I have had the very good fortune to do some traveling in my younger days, including two weeks in the Holy Land, but that chapter of my life is past and now I visit the world vicariously. Recently I had the chance to see the sites of Turkey while watching the DVD Exploring Ephesus. It’s just one of the many Christian titles available from FishFlix.com. I watched the DVD by myself on a Sunday afternoon, but it would be great to show in a Sunday School class or Bible study. I’m planning on having my son watch when we study history next year.
Ironically, I had a very good chance to be an exchange student to Turkey in my high school years but I had my heart set on going to the top of the Eiffel Tower and selected France instead (and only got to walk beneath, not ascend the monument). Had I known more about the country sometimes known as the Second Holy Land I may have chosen differently.

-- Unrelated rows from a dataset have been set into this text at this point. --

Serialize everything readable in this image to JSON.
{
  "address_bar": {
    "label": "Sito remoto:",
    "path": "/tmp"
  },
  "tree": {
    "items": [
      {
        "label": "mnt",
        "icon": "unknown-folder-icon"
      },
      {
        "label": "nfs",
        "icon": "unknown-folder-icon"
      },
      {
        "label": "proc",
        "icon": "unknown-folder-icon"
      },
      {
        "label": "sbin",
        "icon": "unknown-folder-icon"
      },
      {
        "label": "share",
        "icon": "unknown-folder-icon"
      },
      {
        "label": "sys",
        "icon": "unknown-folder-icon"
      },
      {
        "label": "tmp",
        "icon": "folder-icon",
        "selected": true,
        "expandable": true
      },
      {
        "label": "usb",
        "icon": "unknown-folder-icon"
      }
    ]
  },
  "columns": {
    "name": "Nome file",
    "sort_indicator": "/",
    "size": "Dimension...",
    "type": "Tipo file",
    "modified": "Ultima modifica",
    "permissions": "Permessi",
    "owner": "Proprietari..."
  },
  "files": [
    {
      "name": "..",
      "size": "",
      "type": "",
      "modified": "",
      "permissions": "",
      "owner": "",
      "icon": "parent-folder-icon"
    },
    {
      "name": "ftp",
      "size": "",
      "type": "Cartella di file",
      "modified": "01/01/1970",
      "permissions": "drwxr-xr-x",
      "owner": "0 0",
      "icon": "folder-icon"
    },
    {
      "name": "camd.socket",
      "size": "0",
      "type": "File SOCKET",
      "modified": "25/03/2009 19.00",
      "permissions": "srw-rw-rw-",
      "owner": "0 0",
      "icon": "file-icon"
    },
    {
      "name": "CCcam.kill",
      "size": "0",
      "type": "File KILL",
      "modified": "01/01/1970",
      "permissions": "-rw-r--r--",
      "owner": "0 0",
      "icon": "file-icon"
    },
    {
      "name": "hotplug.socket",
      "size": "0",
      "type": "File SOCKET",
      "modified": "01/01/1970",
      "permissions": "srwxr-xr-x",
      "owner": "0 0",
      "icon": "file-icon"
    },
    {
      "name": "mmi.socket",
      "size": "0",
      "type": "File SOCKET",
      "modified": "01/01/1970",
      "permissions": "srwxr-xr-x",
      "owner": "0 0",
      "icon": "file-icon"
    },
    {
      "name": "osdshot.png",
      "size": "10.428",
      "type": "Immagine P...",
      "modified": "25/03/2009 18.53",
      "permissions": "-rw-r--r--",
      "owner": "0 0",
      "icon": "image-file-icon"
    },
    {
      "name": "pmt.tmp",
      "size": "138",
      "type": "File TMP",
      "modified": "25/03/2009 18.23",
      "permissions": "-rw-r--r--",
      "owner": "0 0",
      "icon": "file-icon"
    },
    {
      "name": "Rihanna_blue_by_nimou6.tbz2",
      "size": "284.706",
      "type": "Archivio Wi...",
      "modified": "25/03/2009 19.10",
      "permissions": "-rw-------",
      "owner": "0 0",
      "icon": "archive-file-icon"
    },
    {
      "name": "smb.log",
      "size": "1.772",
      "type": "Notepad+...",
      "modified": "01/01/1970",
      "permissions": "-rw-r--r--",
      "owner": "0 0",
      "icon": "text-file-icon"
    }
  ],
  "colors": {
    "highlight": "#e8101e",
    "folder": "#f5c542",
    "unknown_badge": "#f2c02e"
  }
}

Did you know for example that two thirds of the New Testament was written to or in the land of Turkey? All seven of the churches mentioned in Revelation are within its borders. As far as the title city, Ephesus, the Apostle Paul visited on two of his three missionary journeys. The Disciple John lived there for 40 years or so, wrote his Epistles there, and is buried there.
Our tour guides on this hour long excursion are Dr. Mark Wilson and Dr. Andy Jackson. The former is the director of the Asia Minor Research Center in Antalya, Turkey and the latter has been traveling and leading tours in Turkey for twenty years. Although the DVD is called Exploring Ephesus (and it is featured for the majority of the film), they begin their journey in Smyrna and also visit the Island of Patmos and the city of Laodicea.
Our tour begins when the two men pull over to the side of the road for a scenic overview of the city (which has moved several times over the centuries but focuses on three hills). A great special effects shot takes us from the sweeping panorama to what I assume is a satellite image with the ancient sites overlaid in red.
The two men then walk through the city, passing by and commenting on sites like the Magnesium Gate, the Library of Celsus, the Roman amphitheater, and the ruins of the Temple of Artemis. If you a truly interested in the architecture or art of the site, you may be disappointed in the brief glimpses because the focus is more on the spiritual and Biblical aspects of the city. They did take a moment to highlight a menorah etched as graffiti on the steps of the Library of Celsus—proof that Jews lived in the city, and small enough that you might not be able to find it on your own if you were there in person.
At about the halfway point of the film the two men board a boat to travel to Patmos where we can see the Church of the Apocalypse. Then we visit the city of Laodicea and see the water delivery system and learn the role it plays in the letter to its church in Revelations. Finally we return to Ephesus to finish at St. John’s Basilica and the supposed tomb of the beloved disciple.
As I mentioned in the beginning, I have done my share of traveling in the past and sometimes things just don’t meet up to our expectations. For example, when I was visiting the Garden Tomb in Jerusalem and looking at what appears to be the face of the skull of Calvary there was the noise and stink of a bus depot right below it. By watching a DVD, I don’t have to worry about not the crowds, entrance fees, or other things to detract from the experience (there’s no telling what was just out of camera range). Better still, I didn’t have to endure a 4 hour boat ride but was instantly transported to the next location (for which my stomach was very grateful).
As for the DVD itself, it is coded to be played in all regions. The audio is only available in English but there is closed captioning. Occasionally there will be additional text on the screen (as in the picture above) but they timed it and placed it in such a way that it doesn’t interfere with the captions.